BREED: Miniature Bull Terrier
TEMPERAMENT: Lively, affectionate, may be aggressive with other dogs.
LIFESPAN: 10-12 years
RECOMMENDED FOR: Families
MAINTENANCE: Low but accident prone
As early as 1863 small Bull Terriers (under 10lb) were being exhibited in the UK but it was not until 1939 that a separate register for the breed was established by the UK kennel club and the dogs were imported to Australia in 1965.
Miniature Bull Terriers should not exceed 25.5cm (14″) but there is no limit to the weight. The average miniature weighs between 11-14kg (25-30lb) while the standard Bull Terrier weighs between 27-34kg (60-75lb) and stands about 47cm (18.5″) high. Miniature Bull Terriers have the classic Bull Terrier egg-shaped head and come in brindle, brindle and white, black, red and white, white, fawn and tri-colour.

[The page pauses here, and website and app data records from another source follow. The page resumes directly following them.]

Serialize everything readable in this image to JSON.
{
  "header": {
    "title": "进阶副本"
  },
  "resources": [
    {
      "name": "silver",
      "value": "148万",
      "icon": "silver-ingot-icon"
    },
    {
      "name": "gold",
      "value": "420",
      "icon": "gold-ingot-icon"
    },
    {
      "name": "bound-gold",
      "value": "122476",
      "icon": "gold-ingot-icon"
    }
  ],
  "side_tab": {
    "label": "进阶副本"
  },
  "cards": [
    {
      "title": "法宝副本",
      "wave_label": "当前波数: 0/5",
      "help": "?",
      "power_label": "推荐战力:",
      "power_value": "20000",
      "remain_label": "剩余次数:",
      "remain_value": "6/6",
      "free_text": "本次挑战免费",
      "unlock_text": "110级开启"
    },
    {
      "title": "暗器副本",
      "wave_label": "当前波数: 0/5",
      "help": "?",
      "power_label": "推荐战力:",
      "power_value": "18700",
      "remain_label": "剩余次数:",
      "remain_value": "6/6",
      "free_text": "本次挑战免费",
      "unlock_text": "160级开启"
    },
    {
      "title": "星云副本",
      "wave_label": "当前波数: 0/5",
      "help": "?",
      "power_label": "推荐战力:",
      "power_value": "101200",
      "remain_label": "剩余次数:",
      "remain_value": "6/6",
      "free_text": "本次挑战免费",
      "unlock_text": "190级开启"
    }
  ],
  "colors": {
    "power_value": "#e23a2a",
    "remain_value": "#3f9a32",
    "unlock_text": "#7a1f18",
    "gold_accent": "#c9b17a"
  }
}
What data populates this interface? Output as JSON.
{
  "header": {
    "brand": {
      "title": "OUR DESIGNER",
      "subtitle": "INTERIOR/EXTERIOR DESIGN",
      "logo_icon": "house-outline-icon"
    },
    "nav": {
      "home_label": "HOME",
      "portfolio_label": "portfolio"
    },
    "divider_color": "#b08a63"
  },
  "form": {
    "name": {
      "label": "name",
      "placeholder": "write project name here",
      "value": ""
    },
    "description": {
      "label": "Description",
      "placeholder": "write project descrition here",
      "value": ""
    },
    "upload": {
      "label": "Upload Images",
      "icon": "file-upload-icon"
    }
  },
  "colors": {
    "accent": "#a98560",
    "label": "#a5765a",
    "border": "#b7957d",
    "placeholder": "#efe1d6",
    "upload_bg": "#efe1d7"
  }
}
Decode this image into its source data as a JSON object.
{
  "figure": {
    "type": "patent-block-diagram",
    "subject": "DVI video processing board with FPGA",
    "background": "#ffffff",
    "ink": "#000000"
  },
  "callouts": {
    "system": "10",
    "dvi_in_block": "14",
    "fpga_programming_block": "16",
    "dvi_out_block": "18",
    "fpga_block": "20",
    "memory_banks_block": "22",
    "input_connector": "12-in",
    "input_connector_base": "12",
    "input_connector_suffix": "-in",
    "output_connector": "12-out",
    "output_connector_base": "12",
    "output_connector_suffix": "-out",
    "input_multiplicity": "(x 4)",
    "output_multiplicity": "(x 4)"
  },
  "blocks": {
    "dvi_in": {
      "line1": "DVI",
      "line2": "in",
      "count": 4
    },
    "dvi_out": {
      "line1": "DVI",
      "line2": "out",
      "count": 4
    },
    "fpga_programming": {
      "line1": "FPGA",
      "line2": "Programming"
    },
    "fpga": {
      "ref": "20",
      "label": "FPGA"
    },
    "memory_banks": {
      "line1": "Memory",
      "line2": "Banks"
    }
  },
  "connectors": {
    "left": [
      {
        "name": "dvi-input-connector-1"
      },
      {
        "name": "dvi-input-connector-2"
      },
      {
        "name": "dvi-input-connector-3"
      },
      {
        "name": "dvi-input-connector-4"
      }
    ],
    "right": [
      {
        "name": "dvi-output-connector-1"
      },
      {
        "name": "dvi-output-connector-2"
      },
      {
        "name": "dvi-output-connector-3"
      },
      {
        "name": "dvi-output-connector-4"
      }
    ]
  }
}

Miniature Bull Terriers have a happy, friendly temperament and are a manageable package. They are less intimidating and easier to handle than the standard Bull Terrier so provide a reasonable alternative.
Health and lifespan
- Both standard and miniature Bull Terriers suffer similar diseases.
- The straight stifle on the legs can cause the patella or knee cap to slip in and out of joint.
- Heart defects are hereditary in the breed.
- Kidney problems have occasionally been found in the breed but are far more common in the standard breed and breeders have developed schemes to eradicate these problems.
- Eye defects have been found in low numbers in the miniature breed.
- The fine, thin coat particularly in the white Standard and Miniature Bull Terriers needs to be protected from the sun in summer and breeders recommend sunscreen or zinc on their noses and bellies.
- Miniature Bull Terriers usually live for between 10 to 12 years.
Breeders recommend a balanced diet of fresh meat – chicken, beef, and mutton – with some dry dog biscuits. Do not overfeed them because they are prone to eating too much.
Breeding and costs
Breeders say Miniatures can experience whelping problems and often need caesarian operations because the puppies have large heads and chests. Litters are usually between six to seven puppies and cost between $500-$700.
Housepet potential and space
The smaller miniature Bull Terriers are more suitable indoors than the standard but can still be somewhat destructive in their early years. They will also be quite destructive in the garden. They are quite happy to laze around the house with a daily walk around the block, the only exercise needed.
Ideal owner and trainability
Miniature Bull Terriers are ideal for a family and their smaller size makes them easier for kids upwards from eight years old, to handle without fear of being knocked over. They are difficult to train needing patience and time, but eventually basic obedience is possible.
The smooth short coat of the Miniature Bull Terrier is low maintenance and only needs a weekly brushing. The breed sheds little hair.
To find up-to-date contacts for breeders, contact the following organisations.
Phone: 1300 728 022 (NSW only) or (02) 9834 3022
Fax: (02) 9834 3872
Phone: (03) 9788 2500
Fax: (03) 9788 2599
Phone: (02) 6241 4404 – Fax: (02) 6241 1129.
Phone: (08) 9455 1188
Fax: (08) 9455 1190
Phone: (08) 8349 4797
Canine Control Council of Queensland
Phone: (07) 3252 2661
Fax: (07) 3252 3864
Tasmanian Canine Association
Phone: (03) 6272 9443
Fax: (03) 6273 0844
Phone: (08) 8984 3570
Fax: (08) 8984 3409